Excerpts from an interface dataset
==============================
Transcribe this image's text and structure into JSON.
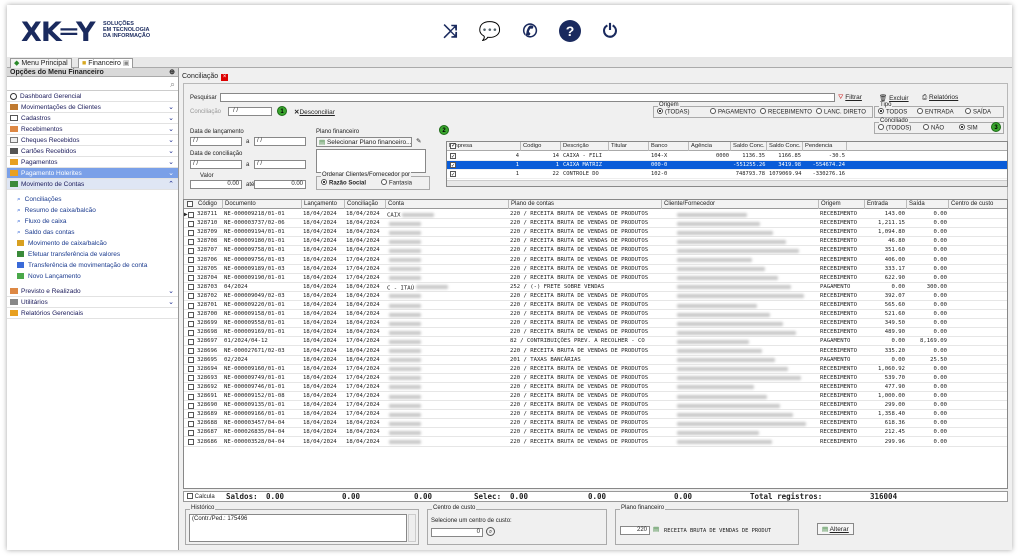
{
  "brand": {
    "logo": "XK═Y",
    "tagline": [
      "SOLUÇÕES",
      "EM TECNOLOGIA",
      "DA INFORMAÇÃO"
    ]
  },
  "top_icons": [
    "shuffle-icon",
    "chat-icon",
    "whatsapp-icon",
    "help-icon",
    "power-icon"
  ],
  "app_tabs": [
    "Menu Principal",
    "Financeiro"
  ],
  "sidebar": {
    "title": "Opções do Menu Financeiro",
    "items": [
      {
        "label": "Dashboard Gerencial",
        "chev": false
      },
      {
        "label": "Movimentações de Clientes",
        "chev": true
      },
      {
        "label": "Cadastros",
        "chev": true
      },
      {
        "label": "Recebimentos",
        "chev": true
      },
      {
        "label": "Cheques Recebidos",
        "chev": true
      },
      {
        "label": "Cartões Recebidos",
        "chev": true
      },
      {
        "label": "Pagamentos",
        "chev": true
      },
      {
        "label": "Pagamento Holerites",
        "chev": true
      },
      {
        "label": "Movimento de Contas",
        "chev": true
      }
    ],
    "subitems": [
      "Conciliações",
      "Resumo de caixa/balcão",
      "Fluxo de caixa",
      "Saldo das contas",
      "Movimento de caixa/balcão",
      "Efetuar transferência de valores",
      "Transferência de movimentação de conta",
      "Novo Lançamento"
    ],
    "footer_items": [
      "Previsto e Realizado",
      "Utilitários",
      "Relatórios Gerenciais"
    ]
  },
  "screen_tab": "Conciliação",
  "filters": {
    "pesquisar_label": "Pesquisar",
    "conciliacao_label": "Conciliação",
    "conciliacao_value": "/ /",
    "desconciliar_label": "Desconciliar",
    "data_lancamento_label": "Data de lançamento",
    "data_conciliacao_label": "Data de conciliação",
    "date_sep": "a",
    "date_empty": "/ /",
    "valor_label": "Valor",
    "valor_from": "0.00",
    "valor_ate_label": "até",
    "valor_to": "0.00",
    "plano_label": "Plano financeiro",
    "plano_button": "Selecionar Plano financeiro...",
    "ordenar_label": "Ordenar Clientes/Fornecedor por",
    "ordenar_options": [
      "Razão Social",
      "Fantasia"
    ],
    "filtrar": "Filtrar",
    "excluir": "Excluir",
    "relatorios": "Relatórios",
    "origem_label": "Origem",
    "origem_options": [
      "(TODAS)",
      "PAGAMENTO",
      "RECEBIMENTO",
      "LANC. DIRETO"
    ],
    "tipo_label": "Tipo",
    "tipo_options": [
      "TODOS",
      "ENTRADA",
      "SAÍDA"
    ],
    "conciliado_label": "Conciliado",
    "conciliado_options": [
      "(TODOS)",
      "NÃO",
      "SIM"
    ],
    "badges": [
      "1",
      "2",
      "3"
    ]
  },
  "accounts": {
    "headers": [
      "Empresa",
      "Codigo",
      "Descrição",
      "Titular",
      "Banco",
      "Agência",
      "Saldo Conc.",
      "Saldo Conc.",
      "Pendencia"
    ],
    "rows": [
      {
        "empresa": "4",
        "codigo": "14",
        "descricao": "CAIXA - FILI",
        "titular": "",
        "banco": "104-X",
        "agencia": "0000",
        "s1": "1136.35",
        "s2": "1166.85",
        "pend": "-30.5",
        "sel": false
      },
      {
        "empresa": "1",
        "codigo": "1",
        "descricao": "CAIXA MATRIZ",
        "titular": "",
        "banco": "000-0",
        "agencia": "",
        "s1": "-551255.26",
        "s2": "3419.98",
        "pend": "-554674.24",
        "sel": true
      },
      {
        "empresa": "1",
        "codigo": "22",
        "descricao": "CONTROLE DO",
        "titular": "",
        "banco": "102-0",
        "agencia": "",
        "s1": "748793.78",
        "s2": "1079069.94",
        "pend": "-330276.16",
        "sel": false
      }
    ]
  },
  "grid": {
    "headers": [
      "Código",
      "Documento",
      "Lançamento",
      "Conciliação",
      "Conta",
      "Plano de contas",
      "Cliente/Fornecedor",
      "Origem",
      "Entrada",
      "Saída",
      "Centro de custo"
    ],
    "rows": [
      {
        "codigo": "328711",
        "doc": "NE-000009218/01-01",
        "lanc": "18/04/2024",
        "conc": "18/04/2024",
        "conta": "CAIX",
        "plano": "220 / RECEITA BRUTA DE VENDAS DE PRODUTOS",
        "origem": "RECEBIMENTO",
        "entrada": "143.00",
        "saida": "0.00"
      },
      {
        "codigo": "328710",
        "doc": "NE-000003737/02-06",
        "lanc": "18/04/2024",
        "conc": "18/04/2024",
        "conta": "",
        "plano": "220 / RECEITA BRUTA DE VENDAS DE PRODUTOS",
        "origem": "RECEBIMENTO",
        "entrada": "1,211.15",
        "saida": "0.00"
      },
      {
        "codigo": "328709",
        "doc": "NE-000009194/01-01",
        "lanc": "18/04/2024",
        "conc": "18/04/2024",
        "conta": "",
        "plano": "220 / RECEITA BRUTA DE VENDAS DE PRODUTOS",
        "origem": "RECEBIMENTO",
        "entrada": "1,094.80",
        "saida": "0.00"
      },
      {
        "codigo": "328708",
        "doc": "NE-000009180/01-01",
        "lanc": "18/04/2024",
        "conc": "18/04/2024",
        "conta": "",
        "plano": "220 / RECEITA BRUTA DE VENDAS DE PRODUTOS",
        "origem": "RECEBIMENTO",
        "entrada": "46.80",
        "saida": "0.00"
      },
      {
        "codigo": "328707",
        "doc": "NE-000009758/01-01",
        "lanc": "18/04/2024",
        "conc": "18/04/2024",
        "conta": "",
        "plano": "220 / RECEITA BRUTA DE VENDAS DE PRODUTOS",
        "origem": "RECEBIMENTO",
        "entrada": "351.60",
        "saida": "0.00"
      },
      {
        "codigo": "328706",
        "doc": "NE-000009756/01-03",
        "lanc": "18/04/2024",
        "conc": "17/04/2024",
        "conta": "",
        "plano": "220 / RECEITA BRUTA DE VENDAS DE PRODUTOS",
        "origem": "RECEBIMENTO",
        "entrada": "406.00",
        "saida": "0.00"
      },
      {
        "codigo": "328705",
        "doc": "NE-000009189/01-03",
        "lanc": "18/04/2024",
        "conc": "17/04/2024",
        "conta": "",
        "plano": "220 / RECEITA BRUTA DE VENDAS DE PRODUTOS",
        "origem": "RECEBIMENTO",
        "entrada": "333.17",
        "saida": "0.00"
      },
      {
        "codigo": "328704",
        "doc": "NE-000009190/01-01",
        "lanc": "18/04/2024",
        "conc": "17/04/2024",
        "conta": "",
        "plano": "220 / RECEITA BRUTA DE VENDAS DE PRODUTOS",
        "origem": "RECEBIMENTO",
        "entrada": "622.90",
        "saida": "0.00"
      },
      {
        "codigo": "328703",
        "doc": "04/2024",
        "lanc": "18/04/2024",
        "conc": "18/04/2024",
        "conta": "C - ITAÚ",
        "plano": "252 / (-) FRETE SOBRE VENDAS",
        "origem": "PAGAMENTO",
        "entrada": "0.00",
        "saida": "300.00"
      },
      {
        "codigo": "328702",
        "doc": "NE-000009049/02-03",
        "lanc": "18/04/2024",
        "conc": "18/04/2024",
        "conta": "",
        "plano": "220 / RECEITA BRUTA DE VENDAS DE PRODUTOS",
        "origem": "RECEBIMENTO",
        "entrada": "392.07",
        "saida": "0.00"
      },
      {
        "codigo": "328701",
        "doc": "NE-000009220/01-01",
        "lanc": "18/04/2024",
        "conc": "18/04/2024",
        "conta": "",
        "plano": "220 / RECEITA BRUTA DE VENDAS DE PRODUTOS",
        "origem": "RECEBIMENTO",
        "entrada": "565.60",
        "saida": "0.00"
      },
      {
        "codigo": "328700",
        "doc": "NE-000009158/01-01",
        "lanc": "18/04/2024",
        "conc": "18/04/2024",
        "conta": "",
        "plano": "220 / RECEITA BRUTA DE VENDAS DE PRODUTOS",
        "origem": "RECEBIMENTO",
        "entrada": "521.60",
        "saida": "0.00"
      },
      {
        "codigo": "328699",
        "doc": "NE-000009558/01-01",
        "lanc": "18/04/2024",
        "conc": "18/04/2024",
        "conta": "",
        "plano": "220 / RECEITA BRUTA DE VENDAS DE PRODUTOS",
        "origem": "RECEBIMENTO",
        "entrada": "349.50",
        "saida": "0.00"
      },
      {
        "codigo": "328698",
        "doc": "NE-000009169/01-01",
        "lanc": "18/04/2024",
        "conc": "18/04/2024",
        "conta": "",
        "plano": "220 / RECEITA BRUTA DE VENDAS DE PRODUTOS",
        "origem": "RECEBIMENTO",
        "entrada": "489.90",
        "saida": "0.00"
      },
      {
        "codigo": "328697",
        "doc": "01/2024/04-12",
        "lanc": "18/04/2024",
        "conc": "17/04/2024",
        "conta": "",
        "plano": "82 / CONTRIBUIÇÕES PREV. A RECOLHER - CO",
        "origem": "PAGAMENTO",
        "entrada": "0.00",
        "saida": "8,169.09"
      },
      {
        "codigo": "328696",
        "doc": "NE-000027671/02-03",
        "lanc": "18/04/2024",
        "conc": "18/04/2024",
        "conta": "",
        "plano": "220 / RECEITA BRUTA DE VENDAS DE PRODUTOS",
        "origem": "RECEBIMENTO",
        "entrada": "335.20",
        "saida": "0.00"
      },
      {
        "codigo": "328695",
        "doc": "02/2024",
        "lanc": "18/04/2024",
        "conc": "18/04/2024",
        "conta": "",
        "plano": "201 / TAXAS BANCÁRIAS",
        "origem": "PAGAMENTO",
        "entrada": "0.00",
        "saida": "25.50"
      },
      {
        "codigo": "328694",
        "doc": "NE-000009160/01-01",
        "lanc": "18/04/2024",
        "conc": "17/04/2024",
        "conta": "",
        "plano": "220 / RECEITA BRUTA DE VENDAS DE PRODUTOS",
        "origem": "RECEBIMENTO",
        "entrada": "1,060.92",
        "saida": "0.00"
      },
      {
        "codigo": "328693",
        "doc": "NE-000009749/01-01",
        "lanc": "18/04/2024",
        "conc": "17/04/2024",
        "conta": "",
        "plano": "220 / RECEITA BRUTA DE VENDAS DE PRODUTOS",
        "origem": "RECEBIMENTO",
        "entrada": "539.70",
        "saida": "0.00"
      },
      {
        "codigo": "328692",
        "doc": "NE-000009746/01-01",
        "lanc": "18/04/2024",
        "conc": "17/04/2024",
        "conta": "",
        "plano": "220 / RECEITA BRUTA DE VENDAS DE PRODUTOS",
        "origem": "RECEBIMENTO",
        "entrada": "477.90",
        "saida": "0.00"
      },
      {
        "codigo": "328691",
        "doc": "NE-000009152/01-08",
        "lanc": "18/04/2024",
        "conc": "17/04/2024",
        "conta": "",
        "plano": "220 / RECEITA BRUTA DE VENDAS DE PRODUTOS",
        "origem": "RECEBIMENTO",
        "entrada": "1,000.00",
        "saida": "0.00"
      },
      {
        "codigo": "328690",
        "doc": "NE-000009135/01-01",
        "lanc": "18/04/2024",
        "conc": "17/04/2024",
        "conta": "",
        "plano": "220 / RECEITA BRUTA DE VENDAS DE PRODUTOS",
        "origem": "RECEBIMENTO",
        "entrada": "299.00",
        "saida": "0.00"
      },
      {
        "codigo": "328689",
        "doc": "NE-000009166/01-01",
        "lanc": "18/04/2024",
        "conc": "17/04/2024",
        "conta": "",
        "plano": "220 / RECEITA BRUTA DE VENDAS DE PRODUTOS",
        "origem": "RECEBIMENTO",
        "entrada": "1,358.40",
        "saida": "0.00"
      },
      {
        "codigo": "328688",
        "doc": "NE-000003457/04-04",
        "lanc": "18/04/2024",
        "conc": "18/04/2024",
        "conta": "",
        "plano": "220 / RECEITA BRUTA DE VENDAS DE PRODUTOS",
        "origem": "RECEBIMENTO",
        "entrada": "618.36",
        "saida": "0.00"
      },
      {
        "codigo": "328687",
        "doc": "NE-000026835/04-04",
        "lanc": "18/04/2024",
        "conc": "18/04/2024",
        "conta": "",
        "plano": "220 / RECEITA BRUTA DE VENDAS DE PRODUTOS",
        "origem": "RECEBIMENTO",
        "entrada": "212.45",
        "saida": "0.00"
      },
      {
        "codigo": "328686",
        "doc": "NE-000003528/04-04",
        "lanc": "18/04/2024",
        "conc": "18/04/2024",
        "conta": "",
        "plano": "220 / RECEITA BRUTA DE VENDAS DE PRODUTOS",
        "origem": "RECEBIMENTO",
        "entrada": "299.96",
        "saida": "0.00"
      }
    ]
  },
  "totals": {
    "calcula_label": "Calcula",
    "saldos_label": "Saldos:",
    "saldos_values": [
      "0.00",
      "0.00",
      "0.00"
    ],
    "selec_label": "Selec:",
    "selec_values": [
      "0.00",
      "0.00",
      "0.00"
    ],
    "total_label": "Total registros:",
    "total_value": "316004"
  },
  "bottom": {
    "historico_label": "Histórico",
    "historico_value": "(Contr./Ped.: 175496",
    "centro_label": "Centro de custo",
    "centro_hint": "Selecione um centro de custo:",
    "centro_value": "0",
    "plano_label": "Plano financeiro",
    "plano_code": "220",
    "plano_desc": "RECEITA BRUTA DE VENDAS DE PRODUT",
    "alterar": "Alterar"
  }
}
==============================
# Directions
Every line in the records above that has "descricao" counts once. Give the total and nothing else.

# Written solution
3